GEOFF WATSON: We have a very weird style. She lives in New York and I live in L.A. Back when I had a 9 to 5 job, we would find the time during the day to talk, and we’d figure out what we’re going to accomplish. She would have the script all day, then send it to me at night. I would make changes, and we would email it back and forth like that. It had its ups and downs. The down side was that we weren’t together. It wasn’t the most effective process. When you’re with someone and batting down ideas, it’s more efficient. You can find the good idea by talking. My sister, creatively, is so accountable. Every night, I knew that script was going to be there. When you’ve got someone who you can’t BS, it doesn’t matter if I’m starting it at 11, I’ve got to get my work done. She’s the biggest influence on me. I’ve never written anything that she hasn’t edited.
SCRIPT: How did you become a screenwriter?
GEOFF WATSON: I graduated in June of 2000 from Harvard with a BA in History. I didn’t want to go to law school or work on Wall Street. So, I moved out here. I worked at an Abercrombie & Fitch for a few weeks, then I met a guy who worked for Joel Silver’s production company. I was 22 at the time. I worked with Joel Silver. After that, I started at ICM as a floater in the mailroom. Then, I worked for Charles Shyer. He used to write with Nancy Meyers. The Parent Trap and Baby Boom. I worked out of his house for two and a half years, and that’s when I started writing full time. Charles is such a pro. He was a staff writer on Happy Days and wrote all those movies with Nancy. What I loved about working for him was that I got to see what it meant to be a writer and see the difference from my friends who had a written a script or two and a guy who had been doing it for 40 years. It was everything. It was his life. When he wasn’t writing, he was reading scripts and reading submissions and talking to his agent. That was my grad school.

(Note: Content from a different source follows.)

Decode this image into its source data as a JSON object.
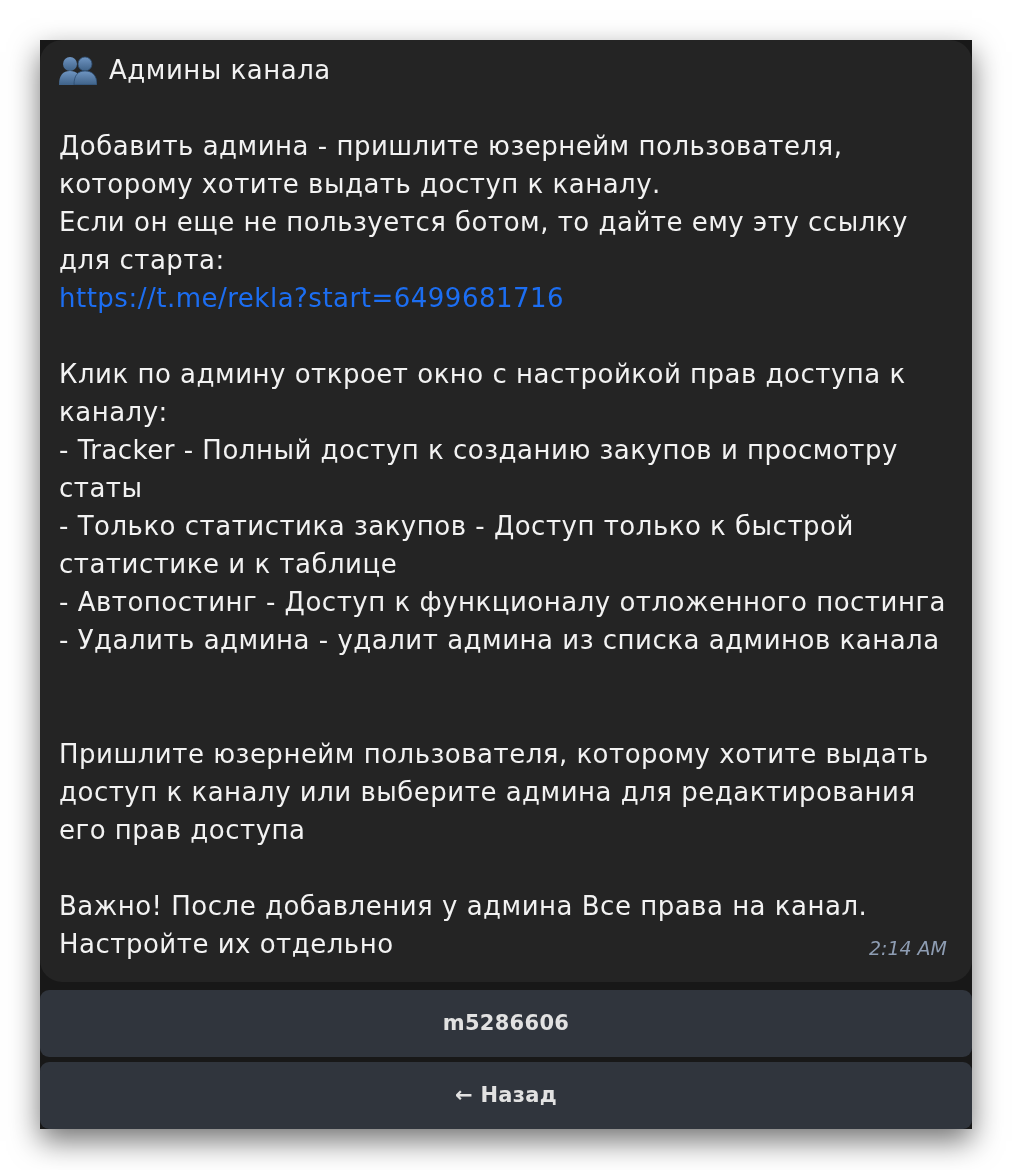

SCRIPT: What’s your advice to aspiring screenwriters?
GEOFF WATSON: Creatively, use the fact that you have nothing to lose to your advantage. Obviously, don’t write crazy things that people won’t relate to. But when you’re aspiring, you can do what you want. The thing I find when I read aspiring screenwriter’s scripts is that the story is good, but it’s not different enough. The marketplace is so tough. You might as well be creative and really go for it. I wrote an animation script that everyone in my life was saying, “You can’t sell.” It was professionally such a creative decision. I didn’t end up selling it, but anytime anyone wants a sample, I have that and I’m really proud of it. It’s still the script that I give to people. I’ve gotten opportunities from it. I got in the room with people because of it. There is no substitute for passion.